  1. Option Fragment:

The Option fragment is used to represent optional interactions within a sequence diagram. It allows modelers to convey that certain interactions may or may not occur based on specific conditions. The Option fragment is denoted by a rectangle with a small ‘opt’ keyword.

Consider a scenario where a user can choose to provide additional details during a registration process. The Option fragment can effectively capture this optional step.

Should You Use Complex Elements in Sequence Diagrams

The decision to employ complex elements like Loop, Alternative, and Option fragments in sequence diagrams hinges on the complexity of the system being modeled and the audience for whom the diagrams are intended. Let’s weigh the pros and cons to determine if their inclusion is beneficial or not.


  1. Clarity and Precision:
    • Complex systems often involve intricate logic and conditional behaviors. Fragments provide a concise and precise way to represent these complexities, making it easier for developers and stakeholders to understand the system’s dynamics.
  2. Communication and Documentation:
    • Sequence diagrams are not just blueprints for coding; they also serve as communication tools. Fragments enhance the communicative power of sequence diagrams by providing a visual representation of dynamic scenarios. This aids in documentation and facilitates effective communication among team members.
  3. Scenario Representation:
    • Fragments excel at representing real-world scenarios. For instance, loops can capture repetitive actions such as login attempts, while alternative and option fragments can depict decision points and optional interactions, respectively. This level of detail is often crucial for comprehensive system understanding.


  1. Simplicity vs. Complexity Trade-off:
    • In simpler systems, the inclusion of complex fragments might introduce unnecessary complexity and could potentially confuse readers. It’s essential to strike a balance between providing detailed information and keeping the diagram understandable.
  2. Learning Curve:
    • Introducing fragments requires users to familiarize themselves with the notation, which might pose a learning curve. In situations where rapid comprehension is crucial, opting for simpler representations might be more efficient.
  3. Diagram Maintenance:
    • As systems evolve, so do sequence diagrams. Complex elements may require more effort to update and maintain. If the cost of maintaining the diagrams outweighs the benefits of added detail, a simpler representation might be preferable.

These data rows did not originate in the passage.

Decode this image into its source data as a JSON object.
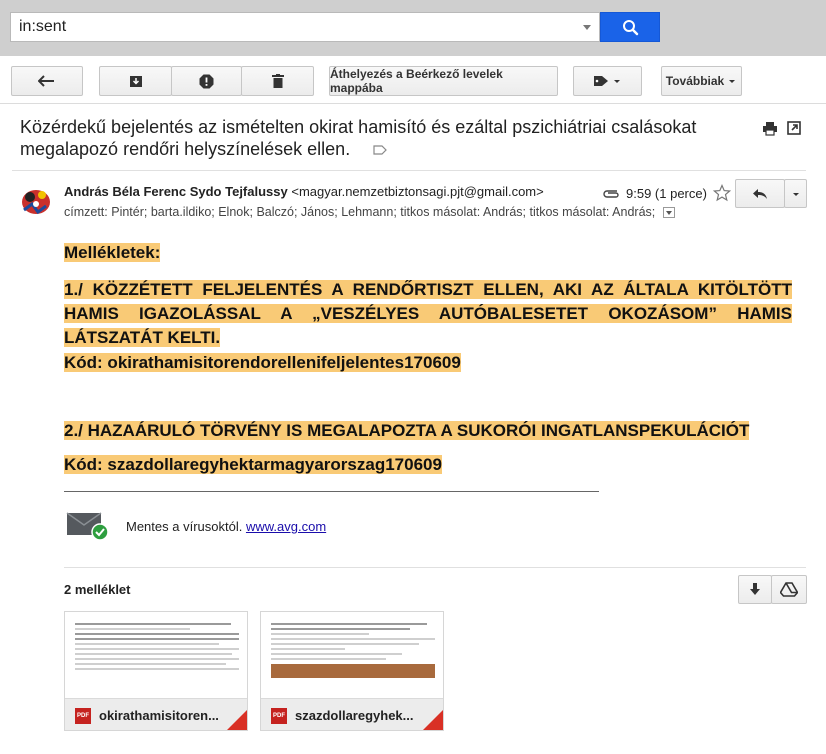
{
  "search": {
    "value": "in:sent"
  },
  "toolbar": {
    "move_inbox_label": "Áthelyezés a Beérkező levelek mappába",
    "more_label": "Továbbiak"
  },
  "message": {
    "subject": "Közérdekű bejelentés az ismételten okirat hamisító és ezáltal pszichiátriai csalásokat megalapozó rendőri helyszínelések ellen.",
    "sender_name": "András Béla Ferenc Sydo Tejfalussy",
    "sender_email": "<magyar.nemzetbiztonsagi.pjt@gmail.com>",
    "time": "9:59 (1 perce)",
    "recipients": "címzett: Pintér; barta.ildiko; Elnok; Balczó; János; Lehmann; titkos másolat: András; titkos másolat: András;"
  },
  "body": {
    "attachments_heading": "Mellékletek:",
    "item1": "1./ KÖZZÉTETT FELJELENTÉS A RENDŐRTISZT ELLEN, AKI AZ ÁLTALA KITÖLTÖTT HAMIS IGAZOLÁSSAL A „VESZÉLYES AUTÓBALESETET OKOZÁSOM” HAMIS LÁTSZATÁT KELTI.",
    "code1": "Kód: okirathamisitorendorellenifeljelentes170609",
    "item2": "2./ HAZAÁRULÓ TÖRVÉNY IS MEGALAPOZTA A SUKORÓI INGATLANSPEKULÁCIÓT",
    "code2": "Kód: szazdollaregyhektarmagyarorszag170609"
  },
  "avg": {
    "text": "Mentes a vírusoktól.",
    "link": "www.avg.com"
  },
  "attachments": {
    "count_label": "2 melléklet",
    "files": [
      {
        "name": "okirathamisitoren...",
        "type_badge": "PDF"
      },
      {
        "name": "szazdollaregyhek...",
        "type_badge": "PDF"
      }
    ]
  },
  "colors": {
    "highlight": "#f9ca76",
    "search_button": "#1a63e8",
    "pdf_red": "#c5221f"
  },
  "icons": [
    "search-icon",
    "back-arrow-icon",
    "archive-icon",
    "spam-icon",
    "trash-icon",
    "label-tag-icon",
    "print-icon",
    "popout-icon",
    "paperclip-icon",
    "star-icon",
    "reply-icon",
    "download-icon",
    "drive-icon",
    "avg-envelope-icon",
    "pdf-icon"
  ]
}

The decision to use complex elements in sequence diagrams is context-dependent. For large and intricate systems with complex interactions, fragments can be invaluable in conveying the system’s nuances. However, for smaller, straightforward systems, simplicity might prevail. Striking a balance and considering the audience’s familiarity with the notation are key factors in deciding whether to embrace or abstain from these complex elements. Ultimately, the goal is effective communication and comprehension without unnecessary complication.


In the intricate tapestry of software development, Sequence Diagrams stand as vital artifacts for understanding system behavior. The introduction of Loop, Alternative, and Option fragments elevates these diagrams to a new level of expressiveness. The Loop fragment weaves a story of repetition, the Alternative fragment orchestrates branching narratives, and the Option fragment delicately handles optional interactions. Together, these fragments empower developers and stakeholders alike to comprehend complex scenarios with clarity and precision, making sequence diagrams an indispensable tool in the software development arsenal.

Incorporating Loop, Alternative, and Option fragments into sequence diagrams elevates their expressiveness and enables a more nuanced representation of complex scenarios. These fragments bring clarity to repetitive processes, conditional behaviors, and optional interactions, making sequence diagrams a powerful tool for communication and documentation in software development. As you embark on your journey of creating sequence diagrams, remember that fragments are your allies in crafting diagrams that speak volumes with precision and elegance.

Leave a Comment

Your email address will not be published.